In a 2016 NPR interview, disability rights activist Lawrence Carter-Long was asked what people miss when they minimize obstacles and/or disabilities. He argues that “If you ‘see the person not the disability’ you’re only getting half the picture.”He goes on to argue that “…to suggest disability is simply a ‘difference’ and has no impact on a person’s life is a very privileged position to take. Most disabled people don’t have that luxury.” As a result, Carter-Long has developed the DISABLED. #say the word campaign in an effort to promote a dialogue about the need to use the word, own the word, and refuse to stigmatize the word.

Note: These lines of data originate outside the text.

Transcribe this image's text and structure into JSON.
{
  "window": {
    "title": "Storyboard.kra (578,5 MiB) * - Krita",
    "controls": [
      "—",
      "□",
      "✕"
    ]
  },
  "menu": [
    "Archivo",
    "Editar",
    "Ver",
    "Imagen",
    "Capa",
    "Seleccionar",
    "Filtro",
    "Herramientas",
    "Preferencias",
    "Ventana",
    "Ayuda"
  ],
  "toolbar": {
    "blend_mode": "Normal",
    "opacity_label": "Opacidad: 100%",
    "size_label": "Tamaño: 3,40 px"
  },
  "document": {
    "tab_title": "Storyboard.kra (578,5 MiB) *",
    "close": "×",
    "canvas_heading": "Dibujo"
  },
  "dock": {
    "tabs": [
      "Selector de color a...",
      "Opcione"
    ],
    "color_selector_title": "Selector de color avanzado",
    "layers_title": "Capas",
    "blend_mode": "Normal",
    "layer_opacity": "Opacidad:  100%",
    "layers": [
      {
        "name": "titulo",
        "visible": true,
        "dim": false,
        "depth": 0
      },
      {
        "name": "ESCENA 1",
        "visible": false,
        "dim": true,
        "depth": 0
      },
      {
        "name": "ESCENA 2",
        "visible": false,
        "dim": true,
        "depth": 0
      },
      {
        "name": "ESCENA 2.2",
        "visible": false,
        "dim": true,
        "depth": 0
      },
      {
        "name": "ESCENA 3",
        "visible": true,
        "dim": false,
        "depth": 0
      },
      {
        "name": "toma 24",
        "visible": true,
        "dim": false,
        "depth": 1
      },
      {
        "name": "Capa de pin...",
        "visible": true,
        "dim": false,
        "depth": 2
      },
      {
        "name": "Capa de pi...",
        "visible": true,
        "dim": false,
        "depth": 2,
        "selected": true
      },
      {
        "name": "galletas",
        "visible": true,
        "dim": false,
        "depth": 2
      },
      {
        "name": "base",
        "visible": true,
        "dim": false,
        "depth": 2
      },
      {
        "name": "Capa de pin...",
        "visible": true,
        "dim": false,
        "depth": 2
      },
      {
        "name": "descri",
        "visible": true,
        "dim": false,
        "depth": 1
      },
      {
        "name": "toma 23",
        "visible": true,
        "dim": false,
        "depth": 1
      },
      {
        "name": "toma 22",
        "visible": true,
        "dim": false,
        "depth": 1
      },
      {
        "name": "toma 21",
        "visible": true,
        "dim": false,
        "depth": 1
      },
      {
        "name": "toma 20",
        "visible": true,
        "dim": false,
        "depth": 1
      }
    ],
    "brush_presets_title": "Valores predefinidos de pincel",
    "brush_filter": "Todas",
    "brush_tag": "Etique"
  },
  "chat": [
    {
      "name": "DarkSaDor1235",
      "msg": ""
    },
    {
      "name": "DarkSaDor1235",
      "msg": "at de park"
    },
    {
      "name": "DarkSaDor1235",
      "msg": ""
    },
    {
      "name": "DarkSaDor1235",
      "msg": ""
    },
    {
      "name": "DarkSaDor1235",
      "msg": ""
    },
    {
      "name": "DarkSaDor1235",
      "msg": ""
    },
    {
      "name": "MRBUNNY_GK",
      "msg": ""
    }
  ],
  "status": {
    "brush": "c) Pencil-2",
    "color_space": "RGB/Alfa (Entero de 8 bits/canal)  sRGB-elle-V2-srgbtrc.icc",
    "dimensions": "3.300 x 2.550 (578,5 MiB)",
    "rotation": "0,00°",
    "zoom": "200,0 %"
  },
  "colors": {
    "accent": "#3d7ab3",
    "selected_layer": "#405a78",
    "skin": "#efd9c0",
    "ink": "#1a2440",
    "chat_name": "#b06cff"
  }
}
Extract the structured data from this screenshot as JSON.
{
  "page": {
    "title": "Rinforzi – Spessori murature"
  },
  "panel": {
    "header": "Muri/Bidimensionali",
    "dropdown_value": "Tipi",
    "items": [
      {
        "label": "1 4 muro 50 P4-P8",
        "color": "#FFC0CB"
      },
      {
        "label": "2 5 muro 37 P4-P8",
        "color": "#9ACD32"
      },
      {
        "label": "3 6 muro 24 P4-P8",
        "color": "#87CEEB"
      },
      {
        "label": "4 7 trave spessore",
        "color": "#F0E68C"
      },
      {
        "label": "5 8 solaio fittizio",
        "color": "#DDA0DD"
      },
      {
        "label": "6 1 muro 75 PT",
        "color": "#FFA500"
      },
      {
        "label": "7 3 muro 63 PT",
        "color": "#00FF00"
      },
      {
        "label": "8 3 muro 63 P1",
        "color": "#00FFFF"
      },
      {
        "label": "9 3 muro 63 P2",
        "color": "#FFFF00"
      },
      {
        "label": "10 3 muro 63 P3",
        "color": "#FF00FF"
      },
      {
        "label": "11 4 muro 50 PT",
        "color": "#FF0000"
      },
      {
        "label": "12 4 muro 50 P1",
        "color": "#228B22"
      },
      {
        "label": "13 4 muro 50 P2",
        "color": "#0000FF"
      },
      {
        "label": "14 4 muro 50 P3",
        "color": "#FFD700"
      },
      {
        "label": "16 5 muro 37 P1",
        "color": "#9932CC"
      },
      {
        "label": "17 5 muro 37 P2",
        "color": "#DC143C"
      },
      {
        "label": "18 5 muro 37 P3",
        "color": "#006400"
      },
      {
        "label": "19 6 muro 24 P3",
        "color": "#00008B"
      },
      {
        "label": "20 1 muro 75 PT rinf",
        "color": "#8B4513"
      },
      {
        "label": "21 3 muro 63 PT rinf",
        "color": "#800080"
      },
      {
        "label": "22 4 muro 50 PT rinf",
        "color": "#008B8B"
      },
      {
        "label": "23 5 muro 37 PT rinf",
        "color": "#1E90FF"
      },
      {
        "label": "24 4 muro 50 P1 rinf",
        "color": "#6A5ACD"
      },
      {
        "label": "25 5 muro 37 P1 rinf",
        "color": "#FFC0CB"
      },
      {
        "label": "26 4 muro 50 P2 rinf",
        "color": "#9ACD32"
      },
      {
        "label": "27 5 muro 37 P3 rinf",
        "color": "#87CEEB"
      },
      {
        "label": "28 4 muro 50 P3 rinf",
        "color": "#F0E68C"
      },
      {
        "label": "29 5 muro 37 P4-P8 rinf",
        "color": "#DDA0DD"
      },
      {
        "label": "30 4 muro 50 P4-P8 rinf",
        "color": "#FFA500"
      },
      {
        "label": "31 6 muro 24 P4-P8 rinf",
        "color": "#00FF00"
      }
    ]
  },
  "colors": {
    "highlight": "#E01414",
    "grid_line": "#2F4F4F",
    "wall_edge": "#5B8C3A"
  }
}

“Well I don’t see Summer as disabled,” well-intentioned individuals might argue. Yet, as Psychologist Erin Andrew, and associates, argue in a recent article in the Journal Rehabilitation Psychology: “These efforts to avoid using the word disability paradoxically reveal actual prejudices and biases against people with disabilities.” They continue, noting that, “The implication is that disability is negative and the individual defies the undesirable stereotypes held by the observer.”
So, while I understand the tendency to avoid disabled realities, it is not helpful. Again, it places the story on the margins. It places individuals like Summer on the sidelines. Her diagnosis becomes something cute and ancillary to the “real” things in life. Because of that I prefer to avoid phrases like “special needs” and choose to employ person-centered language without avoiding words like disability.
Again, there remains a divide even in disability ministry as to the proper name(s). I don’t think that it makes someone “bad” if we don’t see eye to eye on labels. My hope rather, both last week and this week has been to add a layer of reflection as you navigate this world. In fact, if I have done my job, things are more complicated than they were before. Maybe that is good as complicated forces us to think through things with a slow deliberateness.
- ^ Andrews, E. E., Forber-Pratt, A. J., Mona, L. R., Lund, E. M., Pilarski, C. R., & Balter, R. (2019). #SaytheWord: A disability culture commentary on the erasure of “disability”. Rehabilitation psychology.
- ^ Carter-Long, L. as cited in King, B. (2016) Disabled.Just #saytheword. Retrieved from https://www.npr.org/sections/13.7/2016/02/25/468073722/disabled-just-saytheword
- Forber-Pratt, A. J (2019). Yes, you can call me disabled. Quartz. Retrieved from https://qz.com/1632728/yes-you-can-call-me-disabled/